Just ahead of opening weekend for deer gun hunting season in Wisconsin, a new report from the Wisconsin Policy Forum finds the number of deer licenses dropping in the state.

That’s linked to a decrease in funding for state conservation efforts, which preserve resources that support the state’s hunting industry.

A fact sheet from the state Department of Natural Resources shows hunters spend about $2.5 billion each year in Wisconsin, with most of that going to equipment. Wisconsin has the second-highest number of resident and non-resident hunters in the country, and 88 percent of those hunters are gunning for deer.

The WPF report shows total deer licenses dropped 5.8 percent between 1999 and 2017, to 824,475. That’s bad news for remaining hunters, as Wisconsin uses state and federal revenues from hunters and anglers to pay for its natural resources management. One study by the DNR found 90 percent of the state fish and wildlife budget comes from state licenses and federal taxes.

The DNR manages 600 public properties covering more than 680,000 acres using those funding sources. The agency also stocks fish, pays wardens, reimburses farmers for wildlife damage and conducts research with the funds.

The number of deer licenses has fallen in Wisconsin as the population of the state becomes less rural and more urban and suburban. And the number of “sportsmen” licenses — which combine deer, fishing and other small game — has fallen even more, by about 50 percent.

Report authors point to some potential factors such as less access to hunting land, fewer youth instructors, and the state’s demographics leaning toward urban growth and diversity. It’s noted in the report that existing hunters are also spending fewer days out in the woods as they grow older.

While deer hunting licenses diminished between 1999 and 2017, fishing license sales have grown by 3.6 percent over the same period, to 1.29 million.

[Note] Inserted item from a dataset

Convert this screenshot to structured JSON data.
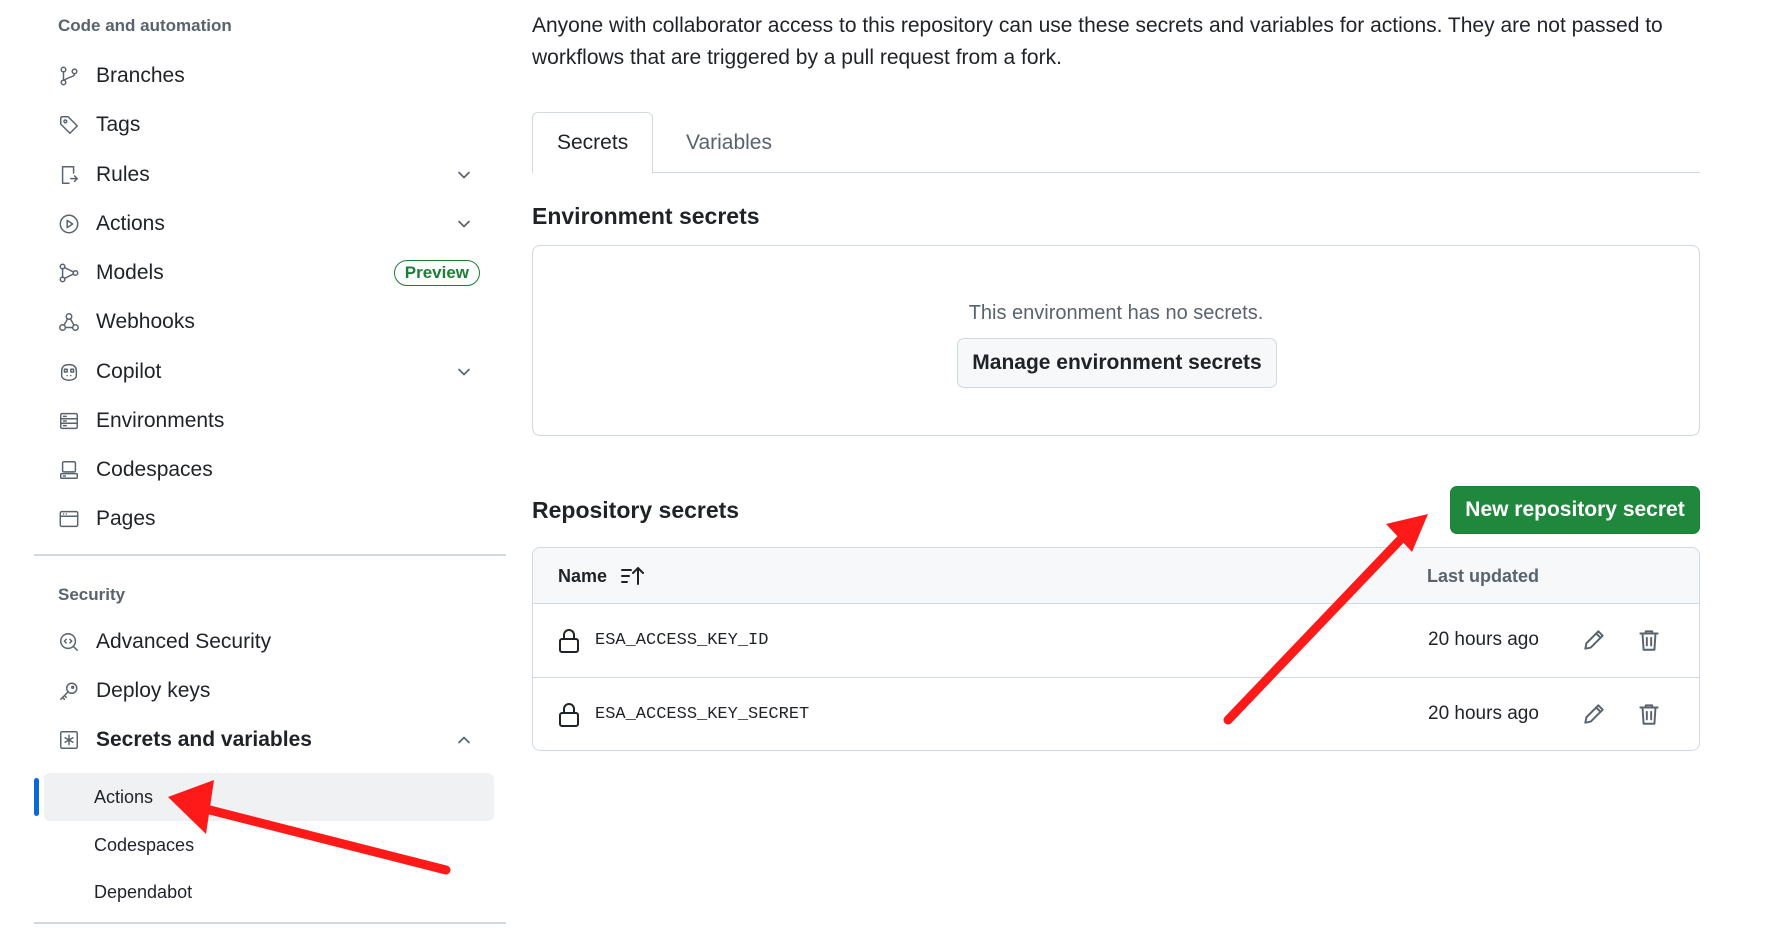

However, the state population grew nearly three times faster than anglers during that period, “suggesting anglers are shrinking as a share of the state population.”

Between 2006 and 2015, overall state hunting and fishing license revenue fell from $81.8 million to $65.5 million, the report shows. The 2006 number is adjusted for inflation.

That decrease is linked to shortfalls in the state Fish and Wildlife Account — up to $6 million between budgeted spending and actual revenues in recent years. And the number of full-time DNR staff that are paid from that account dropped by about 21 percent between 1999 and 2017.

WPF report authors say policymakers could balance spending cuts and new revenue sources in order to shore up the Fish and Wildlife Account. Some strategies include adjusting fees for inflation; reducing or totally cutting discounts for first-time hunters and seniors; expanding learn-to-hunt programs; and doing more to engage inactive hunters.

Additionally, they suggest state officials should tap hikers or birdwatchers with fees for state wildlife programs. Authors say Wisconsin could follow other states’ example and charge admission to natural areas that are separate from state parks that currently have fees; add fees for non-motorized watercraft like canoes; or use some of the state’s sales tax or lottery revenue.

See the report here: http://wispolicyforum.org/focus/under-the-gun-on-conservation-funding/

–By Alex Moe